Introduction to the NHMFL Pulsed Field Facility at LANL

Information on the physical set-up of pulsed field measurements

Read about lock-in amplifiers and their role in your measurements

Information about noise and ways to eliminate it from your measurements

How to collect and evaluate your measurement data

Information on optical spectroscopy

Information about time-resolved optics

Information on de Haas van Alphen Effect measurements

Information on Shubinkov de Haas Effect measurements

Information on Absolute Resistivity measurements

Information on Heat Capacity measurements

Information on RF Penetration Depth measurements

Lock-In Amplifiers


One of the biggest obstacles to overcome in the quest for accurate measurements is excess noise and interference that obstructs the signal from your sample. In other areas of this site, there are explanations of the many steps that can be taken during the experiment to reduce noise. Note, however, that the connections between the magnet and data acquisition devices are arranged to help reduce as much noise as possible. A central component of this arrangement is the Lock-In Amplifier.

Lock-In Amplifiers detect the signal and any noise associated with it (including thermal, shot and 1/f noise). Because of this, it is necessary to take noise into consideration when choosing a frequency for the measurement.

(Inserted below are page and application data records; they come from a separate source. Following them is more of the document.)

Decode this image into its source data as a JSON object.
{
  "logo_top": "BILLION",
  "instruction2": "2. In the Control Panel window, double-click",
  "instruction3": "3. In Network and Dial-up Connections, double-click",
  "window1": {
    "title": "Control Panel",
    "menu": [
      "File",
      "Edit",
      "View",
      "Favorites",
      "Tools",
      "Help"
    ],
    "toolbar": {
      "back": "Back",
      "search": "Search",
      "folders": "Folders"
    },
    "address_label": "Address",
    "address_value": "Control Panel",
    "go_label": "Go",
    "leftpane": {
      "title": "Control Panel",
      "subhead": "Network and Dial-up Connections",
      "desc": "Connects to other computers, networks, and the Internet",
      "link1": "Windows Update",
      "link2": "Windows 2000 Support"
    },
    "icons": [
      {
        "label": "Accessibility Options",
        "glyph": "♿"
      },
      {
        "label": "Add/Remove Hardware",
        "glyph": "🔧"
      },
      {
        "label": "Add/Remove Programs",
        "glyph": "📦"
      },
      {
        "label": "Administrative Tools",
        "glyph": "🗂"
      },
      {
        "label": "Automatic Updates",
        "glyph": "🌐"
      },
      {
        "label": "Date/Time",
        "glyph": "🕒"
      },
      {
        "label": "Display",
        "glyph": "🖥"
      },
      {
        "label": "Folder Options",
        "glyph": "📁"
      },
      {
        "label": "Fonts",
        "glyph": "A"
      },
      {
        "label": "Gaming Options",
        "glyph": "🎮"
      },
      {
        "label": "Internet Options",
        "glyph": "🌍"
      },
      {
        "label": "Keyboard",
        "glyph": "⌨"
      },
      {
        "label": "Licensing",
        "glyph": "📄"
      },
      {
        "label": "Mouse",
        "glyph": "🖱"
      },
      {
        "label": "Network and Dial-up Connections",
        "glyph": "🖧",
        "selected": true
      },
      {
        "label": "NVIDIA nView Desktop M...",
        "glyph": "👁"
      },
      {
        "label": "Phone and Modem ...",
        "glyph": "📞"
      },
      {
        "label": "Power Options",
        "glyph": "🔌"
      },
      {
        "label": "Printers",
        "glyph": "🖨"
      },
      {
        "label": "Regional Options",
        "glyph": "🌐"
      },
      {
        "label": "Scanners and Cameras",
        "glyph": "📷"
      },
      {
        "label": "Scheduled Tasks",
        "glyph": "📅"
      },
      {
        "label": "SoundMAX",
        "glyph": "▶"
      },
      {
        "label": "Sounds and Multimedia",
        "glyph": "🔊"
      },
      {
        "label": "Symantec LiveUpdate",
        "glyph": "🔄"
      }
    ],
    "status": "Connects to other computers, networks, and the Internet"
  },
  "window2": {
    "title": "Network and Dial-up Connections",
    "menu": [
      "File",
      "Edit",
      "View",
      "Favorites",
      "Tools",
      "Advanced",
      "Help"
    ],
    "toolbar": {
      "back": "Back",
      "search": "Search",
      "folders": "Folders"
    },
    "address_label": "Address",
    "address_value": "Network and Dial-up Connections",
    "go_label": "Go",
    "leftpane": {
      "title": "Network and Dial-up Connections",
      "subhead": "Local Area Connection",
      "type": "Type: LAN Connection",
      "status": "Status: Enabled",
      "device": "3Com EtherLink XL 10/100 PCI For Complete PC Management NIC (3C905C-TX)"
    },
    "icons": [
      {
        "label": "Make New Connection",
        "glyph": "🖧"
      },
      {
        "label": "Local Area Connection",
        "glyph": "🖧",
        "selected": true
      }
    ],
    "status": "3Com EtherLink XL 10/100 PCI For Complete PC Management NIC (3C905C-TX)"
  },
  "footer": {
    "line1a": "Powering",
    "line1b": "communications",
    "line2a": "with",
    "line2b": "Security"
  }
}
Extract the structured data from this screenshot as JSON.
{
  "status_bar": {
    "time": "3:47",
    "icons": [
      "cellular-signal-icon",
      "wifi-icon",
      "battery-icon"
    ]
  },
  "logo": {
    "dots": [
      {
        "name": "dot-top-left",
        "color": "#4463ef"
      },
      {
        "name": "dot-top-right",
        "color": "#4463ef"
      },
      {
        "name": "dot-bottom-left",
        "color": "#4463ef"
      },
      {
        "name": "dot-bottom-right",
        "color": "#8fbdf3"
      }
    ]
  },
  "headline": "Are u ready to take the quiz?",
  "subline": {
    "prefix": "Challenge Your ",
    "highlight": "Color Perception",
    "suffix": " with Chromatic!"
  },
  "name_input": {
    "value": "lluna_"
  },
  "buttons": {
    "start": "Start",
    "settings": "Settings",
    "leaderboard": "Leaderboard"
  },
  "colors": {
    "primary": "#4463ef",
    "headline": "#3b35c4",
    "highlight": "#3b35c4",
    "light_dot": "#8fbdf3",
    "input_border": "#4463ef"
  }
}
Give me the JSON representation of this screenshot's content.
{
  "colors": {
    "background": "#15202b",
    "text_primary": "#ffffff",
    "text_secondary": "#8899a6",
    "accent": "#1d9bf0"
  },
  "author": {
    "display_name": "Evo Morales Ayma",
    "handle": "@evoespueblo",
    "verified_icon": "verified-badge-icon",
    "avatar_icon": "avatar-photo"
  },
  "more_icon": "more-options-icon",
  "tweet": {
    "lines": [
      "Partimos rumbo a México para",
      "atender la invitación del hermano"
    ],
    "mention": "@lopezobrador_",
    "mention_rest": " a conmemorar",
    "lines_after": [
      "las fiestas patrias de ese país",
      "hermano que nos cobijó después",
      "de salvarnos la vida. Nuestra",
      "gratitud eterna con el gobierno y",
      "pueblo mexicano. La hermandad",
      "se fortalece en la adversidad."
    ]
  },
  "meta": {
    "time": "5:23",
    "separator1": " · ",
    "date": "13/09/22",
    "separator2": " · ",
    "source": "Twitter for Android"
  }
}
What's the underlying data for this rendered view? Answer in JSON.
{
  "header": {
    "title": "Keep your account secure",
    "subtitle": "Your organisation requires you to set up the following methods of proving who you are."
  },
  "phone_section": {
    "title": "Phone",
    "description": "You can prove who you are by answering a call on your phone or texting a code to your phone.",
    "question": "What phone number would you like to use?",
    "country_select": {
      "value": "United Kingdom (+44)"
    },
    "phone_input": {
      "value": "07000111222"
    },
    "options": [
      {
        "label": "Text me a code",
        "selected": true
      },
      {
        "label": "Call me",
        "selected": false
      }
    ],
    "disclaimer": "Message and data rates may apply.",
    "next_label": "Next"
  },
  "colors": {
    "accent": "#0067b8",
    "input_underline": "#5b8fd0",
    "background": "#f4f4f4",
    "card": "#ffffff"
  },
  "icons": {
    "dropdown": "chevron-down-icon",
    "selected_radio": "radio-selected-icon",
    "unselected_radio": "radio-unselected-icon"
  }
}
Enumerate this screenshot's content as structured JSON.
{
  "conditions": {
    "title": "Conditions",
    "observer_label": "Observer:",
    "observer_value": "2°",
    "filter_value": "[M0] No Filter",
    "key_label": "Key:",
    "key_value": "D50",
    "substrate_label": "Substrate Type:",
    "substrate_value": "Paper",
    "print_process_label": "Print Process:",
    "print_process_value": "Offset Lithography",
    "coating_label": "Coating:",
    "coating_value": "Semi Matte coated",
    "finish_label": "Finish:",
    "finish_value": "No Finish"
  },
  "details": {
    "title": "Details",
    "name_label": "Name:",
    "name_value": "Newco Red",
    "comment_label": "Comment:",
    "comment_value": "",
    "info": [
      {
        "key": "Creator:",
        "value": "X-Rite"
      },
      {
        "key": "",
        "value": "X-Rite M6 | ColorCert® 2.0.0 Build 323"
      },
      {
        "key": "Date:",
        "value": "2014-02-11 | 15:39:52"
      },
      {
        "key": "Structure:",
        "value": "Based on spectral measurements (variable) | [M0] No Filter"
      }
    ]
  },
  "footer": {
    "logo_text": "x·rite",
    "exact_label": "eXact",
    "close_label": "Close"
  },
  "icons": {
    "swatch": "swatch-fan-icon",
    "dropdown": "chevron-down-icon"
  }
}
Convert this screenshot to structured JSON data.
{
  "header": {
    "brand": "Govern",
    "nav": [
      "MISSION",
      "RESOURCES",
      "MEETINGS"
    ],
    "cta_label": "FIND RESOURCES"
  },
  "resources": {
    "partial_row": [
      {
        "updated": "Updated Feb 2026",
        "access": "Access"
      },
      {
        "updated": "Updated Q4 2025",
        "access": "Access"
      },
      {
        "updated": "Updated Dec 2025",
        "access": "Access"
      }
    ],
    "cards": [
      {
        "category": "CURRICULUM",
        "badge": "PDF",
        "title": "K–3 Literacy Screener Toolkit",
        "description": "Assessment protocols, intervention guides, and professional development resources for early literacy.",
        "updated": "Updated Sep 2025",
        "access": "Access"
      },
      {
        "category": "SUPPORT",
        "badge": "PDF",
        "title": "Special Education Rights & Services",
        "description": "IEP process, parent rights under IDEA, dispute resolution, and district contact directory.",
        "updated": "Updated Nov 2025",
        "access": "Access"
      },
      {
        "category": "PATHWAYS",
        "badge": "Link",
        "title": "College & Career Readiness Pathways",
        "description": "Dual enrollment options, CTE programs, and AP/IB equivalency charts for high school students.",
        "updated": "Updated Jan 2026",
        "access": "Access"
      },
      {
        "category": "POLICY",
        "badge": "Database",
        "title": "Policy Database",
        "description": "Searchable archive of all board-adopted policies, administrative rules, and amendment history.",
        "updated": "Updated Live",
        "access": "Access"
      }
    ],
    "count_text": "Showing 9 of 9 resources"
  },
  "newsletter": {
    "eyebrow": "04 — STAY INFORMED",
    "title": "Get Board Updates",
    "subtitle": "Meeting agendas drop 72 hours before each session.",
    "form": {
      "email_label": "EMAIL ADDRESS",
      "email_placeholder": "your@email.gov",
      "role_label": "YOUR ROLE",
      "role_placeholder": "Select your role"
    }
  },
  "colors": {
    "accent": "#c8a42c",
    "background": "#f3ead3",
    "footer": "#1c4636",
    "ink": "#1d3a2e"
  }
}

There is substantial 1/f noise at zero frequency, making DC undesirable. Measuring at a higher frequency usually results in a less noisy environment. However, if you go too high in frequency, cable capacitance and inductance may obscure the signal. Therefore, it is best to test your system at chosen frequencies to determine the appropriate one for your particular sample and measurement.

Taking an average of the signal is the first way to eliminate noise and isolate the signal. Averaging over a time t enables you to measure noise over a bandwidth ~1/t, no matter what the excitation frequency is. The noise you will see is just

Where is the noise density at that frequency.

Once an excitation frequency is chosen, a mixer is used to isolate the signal. A mixer is an electronic gadget that multiplies, instantaneously, two voltages. The two common modes of operation of the mixer and related signals and excitation frequency are homodyne detection and heterodyne detection.

Heterodyne detection is when . This is better.
Homodyne detection is what lock-ins use and is when . If then

then


The mixer output has components at 2f. Also, at DC the amplitude of the DC component is dependent on the phase of the signal relative to the reference, and the size of the signal.

It is important to know that the averaging time determines the bandwidth. This is crucial if the signal is changing. For example, if the signal varies at 100 Hz, then the averaging time has to be less than 10ms.

Conversely, if there is an interference source at 60 Hz, and you want to measure at 200 Hz, while the signal varies at 10 Hz, then:

If you choose a filter time constant of 50 ms for averaging:

Then the filter bandwidth is